If streets are in good condition, a sealing material known as ralumac micro-asphalt surface or nova chip may be applied. It gives an appearance of repaving with a life expectancy of 10 years (more or less) and is dust free. Oh, yes ... don’t forget about tar and chip surface treatment known as seal coating. This remains a cost effective rural road treatment due to the elasticity and use of the roads by agricultural equipment. Some municipalities spray a fog seal over the chipped stones a few weeks later to seal the system and give it a couple extra years of wear. Modern tar and chip application systems use much less stone chips than the former system where an employee would literally ride on the back of a dump truck and apply the stone, opening the door of the dump bed and applying it to the fresh oil on the road surface (temple spreading). Now, a motorized chip paver is used ... thank goodness. Greencastle used to use this product for its alleys. Fortunately, that practice was stopped many years ago.

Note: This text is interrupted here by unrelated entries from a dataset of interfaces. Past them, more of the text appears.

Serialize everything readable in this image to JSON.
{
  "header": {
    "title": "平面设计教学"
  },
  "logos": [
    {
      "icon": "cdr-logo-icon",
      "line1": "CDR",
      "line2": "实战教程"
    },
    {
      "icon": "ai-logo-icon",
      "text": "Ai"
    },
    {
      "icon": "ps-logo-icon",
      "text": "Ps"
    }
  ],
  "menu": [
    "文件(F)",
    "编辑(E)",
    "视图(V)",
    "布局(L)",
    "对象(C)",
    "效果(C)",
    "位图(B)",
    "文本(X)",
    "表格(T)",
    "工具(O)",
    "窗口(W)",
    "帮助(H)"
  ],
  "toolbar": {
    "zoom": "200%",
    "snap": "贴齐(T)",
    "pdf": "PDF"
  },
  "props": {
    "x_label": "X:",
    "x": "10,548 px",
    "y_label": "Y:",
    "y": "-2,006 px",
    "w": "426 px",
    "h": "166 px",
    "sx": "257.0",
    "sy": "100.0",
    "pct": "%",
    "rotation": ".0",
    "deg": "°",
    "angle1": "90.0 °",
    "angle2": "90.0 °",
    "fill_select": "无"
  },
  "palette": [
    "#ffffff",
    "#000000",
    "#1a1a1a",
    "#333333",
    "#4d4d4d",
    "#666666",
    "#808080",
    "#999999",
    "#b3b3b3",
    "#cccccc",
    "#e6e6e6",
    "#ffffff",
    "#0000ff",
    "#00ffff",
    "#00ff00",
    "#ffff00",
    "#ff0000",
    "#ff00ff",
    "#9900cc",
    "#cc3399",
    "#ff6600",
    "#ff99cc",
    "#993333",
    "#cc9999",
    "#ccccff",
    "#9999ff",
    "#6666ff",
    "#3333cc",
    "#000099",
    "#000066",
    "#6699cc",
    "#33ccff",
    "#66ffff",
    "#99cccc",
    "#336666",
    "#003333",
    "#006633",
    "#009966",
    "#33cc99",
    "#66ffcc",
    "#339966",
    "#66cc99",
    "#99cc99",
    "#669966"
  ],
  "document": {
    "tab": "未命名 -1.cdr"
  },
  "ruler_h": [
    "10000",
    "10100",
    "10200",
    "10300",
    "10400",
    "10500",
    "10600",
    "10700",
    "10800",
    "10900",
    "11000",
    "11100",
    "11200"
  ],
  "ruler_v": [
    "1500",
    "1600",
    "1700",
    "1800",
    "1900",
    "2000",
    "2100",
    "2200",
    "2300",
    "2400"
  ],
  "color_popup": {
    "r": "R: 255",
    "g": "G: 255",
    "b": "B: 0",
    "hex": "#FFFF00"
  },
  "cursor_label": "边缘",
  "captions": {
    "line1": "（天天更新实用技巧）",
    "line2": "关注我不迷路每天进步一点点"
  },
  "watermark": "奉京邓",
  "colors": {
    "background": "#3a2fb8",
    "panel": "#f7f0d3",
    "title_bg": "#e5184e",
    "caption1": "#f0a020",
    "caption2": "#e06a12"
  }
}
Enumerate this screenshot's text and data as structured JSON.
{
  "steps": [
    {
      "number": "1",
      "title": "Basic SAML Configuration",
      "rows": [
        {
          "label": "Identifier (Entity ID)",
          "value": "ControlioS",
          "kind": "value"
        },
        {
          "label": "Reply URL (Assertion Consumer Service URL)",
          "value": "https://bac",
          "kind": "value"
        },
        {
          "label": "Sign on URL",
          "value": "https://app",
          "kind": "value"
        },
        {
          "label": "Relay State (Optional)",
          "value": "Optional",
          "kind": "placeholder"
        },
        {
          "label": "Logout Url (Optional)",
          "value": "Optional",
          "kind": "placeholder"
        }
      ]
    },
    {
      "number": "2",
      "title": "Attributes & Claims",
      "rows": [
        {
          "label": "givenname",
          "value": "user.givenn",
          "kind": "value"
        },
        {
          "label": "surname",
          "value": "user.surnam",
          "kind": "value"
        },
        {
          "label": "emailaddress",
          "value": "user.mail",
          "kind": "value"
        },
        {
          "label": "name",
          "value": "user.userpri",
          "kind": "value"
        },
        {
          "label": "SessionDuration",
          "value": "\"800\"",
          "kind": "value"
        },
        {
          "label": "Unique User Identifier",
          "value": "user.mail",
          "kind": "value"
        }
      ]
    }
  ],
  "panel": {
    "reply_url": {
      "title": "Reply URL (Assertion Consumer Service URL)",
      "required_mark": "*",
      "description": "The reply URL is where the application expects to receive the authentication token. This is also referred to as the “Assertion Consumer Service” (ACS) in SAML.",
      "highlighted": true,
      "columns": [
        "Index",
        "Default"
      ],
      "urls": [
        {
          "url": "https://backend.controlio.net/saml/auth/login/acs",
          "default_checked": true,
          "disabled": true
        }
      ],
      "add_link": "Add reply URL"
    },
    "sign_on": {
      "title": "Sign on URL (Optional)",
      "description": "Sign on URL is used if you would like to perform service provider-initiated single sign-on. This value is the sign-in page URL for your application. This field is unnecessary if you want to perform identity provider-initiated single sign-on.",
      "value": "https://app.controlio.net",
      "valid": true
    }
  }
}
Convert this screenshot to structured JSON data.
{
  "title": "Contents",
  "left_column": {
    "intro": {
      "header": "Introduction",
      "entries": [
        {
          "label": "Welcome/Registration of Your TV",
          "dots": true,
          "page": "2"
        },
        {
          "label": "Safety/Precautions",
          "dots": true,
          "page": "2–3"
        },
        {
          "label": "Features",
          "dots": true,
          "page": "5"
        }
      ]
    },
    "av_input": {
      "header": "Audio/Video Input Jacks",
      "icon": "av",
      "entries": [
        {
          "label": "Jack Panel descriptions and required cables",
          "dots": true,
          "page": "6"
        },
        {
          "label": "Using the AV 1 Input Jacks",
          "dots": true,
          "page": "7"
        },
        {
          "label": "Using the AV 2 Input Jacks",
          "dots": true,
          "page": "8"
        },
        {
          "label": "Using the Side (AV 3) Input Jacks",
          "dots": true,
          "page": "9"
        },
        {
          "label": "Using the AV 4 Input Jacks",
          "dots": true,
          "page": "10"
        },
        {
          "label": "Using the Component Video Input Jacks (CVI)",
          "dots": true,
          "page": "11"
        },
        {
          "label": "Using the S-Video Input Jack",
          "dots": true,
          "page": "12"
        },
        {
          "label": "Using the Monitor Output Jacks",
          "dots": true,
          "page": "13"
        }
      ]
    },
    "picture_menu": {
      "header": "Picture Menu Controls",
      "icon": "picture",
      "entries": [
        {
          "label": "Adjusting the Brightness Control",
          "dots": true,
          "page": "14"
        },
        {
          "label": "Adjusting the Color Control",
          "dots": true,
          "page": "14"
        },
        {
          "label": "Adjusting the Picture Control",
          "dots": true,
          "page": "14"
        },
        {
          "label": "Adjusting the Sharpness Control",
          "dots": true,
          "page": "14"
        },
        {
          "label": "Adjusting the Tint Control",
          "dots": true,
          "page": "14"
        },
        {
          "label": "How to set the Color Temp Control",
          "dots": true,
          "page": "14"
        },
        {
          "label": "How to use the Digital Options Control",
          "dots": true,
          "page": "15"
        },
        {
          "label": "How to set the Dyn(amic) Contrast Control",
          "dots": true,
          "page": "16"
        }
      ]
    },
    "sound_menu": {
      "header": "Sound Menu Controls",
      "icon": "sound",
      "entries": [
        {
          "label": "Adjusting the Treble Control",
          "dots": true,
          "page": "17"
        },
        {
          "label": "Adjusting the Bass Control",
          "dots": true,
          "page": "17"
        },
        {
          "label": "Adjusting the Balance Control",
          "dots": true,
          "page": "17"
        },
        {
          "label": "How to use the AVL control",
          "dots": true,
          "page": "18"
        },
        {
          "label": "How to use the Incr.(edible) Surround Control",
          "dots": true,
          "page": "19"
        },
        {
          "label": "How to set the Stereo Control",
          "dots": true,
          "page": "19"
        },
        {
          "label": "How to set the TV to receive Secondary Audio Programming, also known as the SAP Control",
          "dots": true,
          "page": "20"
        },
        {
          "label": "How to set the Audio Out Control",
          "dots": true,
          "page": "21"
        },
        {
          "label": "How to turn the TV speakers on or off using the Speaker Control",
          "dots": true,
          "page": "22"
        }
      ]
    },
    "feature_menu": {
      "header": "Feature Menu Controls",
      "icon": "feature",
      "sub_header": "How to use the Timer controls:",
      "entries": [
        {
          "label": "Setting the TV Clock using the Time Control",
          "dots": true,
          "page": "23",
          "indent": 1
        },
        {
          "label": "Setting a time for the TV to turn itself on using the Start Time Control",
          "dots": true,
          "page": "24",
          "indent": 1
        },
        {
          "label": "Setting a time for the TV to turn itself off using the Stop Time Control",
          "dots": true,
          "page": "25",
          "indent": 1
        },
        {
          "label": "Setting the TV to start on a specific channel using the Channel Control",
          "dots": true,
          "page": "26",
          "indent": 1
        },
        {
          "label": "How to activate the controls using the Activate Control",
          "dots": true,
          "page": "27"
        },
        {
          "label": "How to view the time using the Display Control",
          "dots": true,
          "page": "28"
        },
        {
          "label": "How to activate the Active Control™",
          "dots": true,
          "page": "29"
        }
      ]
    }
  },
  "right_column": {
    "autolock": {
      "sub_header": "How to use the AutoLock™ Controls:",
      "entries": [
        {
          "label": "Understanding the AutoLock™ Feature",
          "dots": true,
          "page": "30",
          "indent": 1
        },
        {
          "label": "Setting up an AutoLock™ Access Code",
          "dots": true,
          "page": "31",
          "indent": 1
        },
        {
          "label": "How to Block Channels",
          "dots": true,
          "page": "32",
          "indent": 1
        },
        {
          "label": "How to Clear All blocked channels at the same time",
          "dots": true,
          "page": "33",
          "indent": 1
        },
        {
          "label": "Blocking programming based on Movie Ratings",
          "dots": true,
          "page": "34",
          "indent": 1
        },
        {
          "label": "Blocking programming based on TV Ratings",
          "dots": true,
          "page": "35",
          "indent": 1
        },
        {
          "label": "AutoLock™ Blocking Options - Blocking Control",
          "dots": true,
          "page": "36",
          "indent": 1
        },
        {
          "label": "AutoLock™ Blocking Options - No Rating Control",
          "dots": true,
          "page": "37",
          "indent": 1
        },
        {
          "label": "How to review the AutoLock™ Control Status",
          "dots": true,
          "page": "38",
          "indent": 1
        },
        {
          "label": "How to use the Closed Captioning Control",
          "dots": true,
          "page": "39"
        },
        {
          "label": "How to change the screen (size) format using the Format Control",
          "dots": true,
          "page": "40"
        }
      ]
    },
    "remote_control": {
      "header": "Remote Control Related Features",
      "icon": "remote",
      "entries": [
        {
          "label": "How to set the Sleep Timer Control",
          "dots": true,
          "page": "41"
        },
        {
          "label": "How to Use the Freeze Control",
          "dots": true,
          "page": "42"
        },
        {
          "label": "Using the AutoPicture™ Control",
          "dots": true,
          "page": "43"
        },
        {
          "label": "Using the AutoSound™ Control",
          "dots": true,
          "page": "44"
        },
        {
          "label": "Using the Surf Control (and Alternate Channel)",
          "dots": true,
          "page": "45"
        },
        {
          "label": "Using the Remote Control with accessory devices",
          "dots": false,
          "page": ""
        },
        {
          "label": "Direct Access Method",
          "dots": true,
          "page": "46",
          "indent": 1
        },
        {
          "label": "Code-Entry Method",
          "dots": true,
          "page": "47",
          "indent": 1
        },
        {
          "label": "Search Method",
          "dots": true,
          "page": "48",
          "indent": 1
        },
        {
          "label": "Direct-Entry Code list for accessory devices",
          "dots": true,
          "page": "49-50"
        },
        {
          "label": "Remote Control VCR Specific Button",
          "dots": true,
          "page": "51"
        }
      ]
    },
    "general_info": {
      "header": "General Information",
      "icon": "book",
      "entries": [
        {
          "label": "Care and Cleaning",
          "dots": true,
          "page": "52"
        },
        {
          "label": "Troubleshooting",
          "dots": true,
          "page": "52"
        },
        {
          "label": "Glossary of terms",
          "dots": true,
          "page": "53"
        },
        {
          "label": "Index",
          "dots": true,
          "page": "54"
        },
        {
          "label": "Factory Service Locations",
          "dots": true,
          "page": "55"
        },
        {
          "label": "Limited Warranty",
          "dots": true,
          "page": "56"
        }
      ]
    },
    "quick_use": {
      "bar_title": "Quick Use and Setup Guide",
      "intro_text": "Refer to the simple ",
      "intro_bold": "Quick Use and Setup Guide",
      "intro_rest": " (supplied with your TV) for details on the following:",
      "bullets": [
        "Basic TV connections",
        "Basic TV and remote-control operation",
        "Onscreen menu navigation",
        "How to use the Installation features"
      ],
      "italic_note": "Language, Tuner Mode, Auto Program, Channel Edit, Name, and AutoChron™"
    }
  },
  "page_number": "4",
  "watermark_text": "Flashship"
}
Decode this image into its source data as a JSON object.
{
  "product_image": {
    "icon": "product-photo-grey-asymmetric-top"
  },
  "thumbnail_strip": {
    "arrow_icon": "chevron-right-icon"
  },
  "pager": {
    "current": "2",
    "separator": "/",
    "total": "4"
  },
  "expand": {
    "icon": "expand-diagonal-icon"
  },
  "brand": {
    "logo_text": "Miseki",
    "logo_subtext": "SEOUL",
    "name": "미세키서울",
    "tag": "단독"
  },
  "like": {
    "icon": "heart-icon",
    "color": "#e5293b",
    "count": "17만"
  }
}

So what funds are used by municipalities to pay for road maintenance? I’m sure you’re familiar with the gasoline tax. Stay tuned as I’ll write about “restricted” funding for roads, streets, and their maintenance along with future funding recommendations. Meanwhile, the sun is going down. Too cold to sit on the porch! So we’ll just await the start of the big game. It’s a beautiful sunset. We are certainly blessed.